Page and application data records:
────────────────────

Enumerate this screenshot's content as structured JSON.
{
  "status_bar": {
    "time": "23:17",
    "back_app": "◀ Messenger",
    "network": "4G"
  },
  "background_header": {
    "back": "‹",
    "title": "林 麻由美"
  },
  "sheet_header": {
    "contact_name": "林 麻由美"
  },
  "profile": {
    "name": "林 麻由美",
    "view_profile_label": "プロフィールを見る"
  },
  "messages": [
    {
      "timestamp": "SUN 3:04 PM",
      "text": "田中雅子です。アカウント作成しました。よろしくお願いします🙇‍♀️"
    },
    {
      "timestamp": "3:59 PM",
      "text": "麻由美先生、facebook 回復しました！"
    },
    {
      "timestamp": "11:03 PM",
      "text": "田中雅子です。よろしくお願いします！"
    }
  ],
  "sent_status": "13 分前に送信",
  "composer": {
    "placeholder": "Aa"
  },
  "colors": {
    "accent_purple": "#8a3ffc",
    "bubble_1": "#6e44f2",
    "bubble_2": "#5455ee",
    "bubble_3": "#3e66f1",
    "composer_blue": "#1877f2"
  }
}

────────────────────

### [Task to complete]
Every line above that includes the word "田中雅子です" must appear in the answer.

### [Worked solution]
      "text": "田中雅子です。アカウント作成しました。よろしくお願いします🙇‍♀️"
      "text": "田中雅子です。よろしくお願いします！"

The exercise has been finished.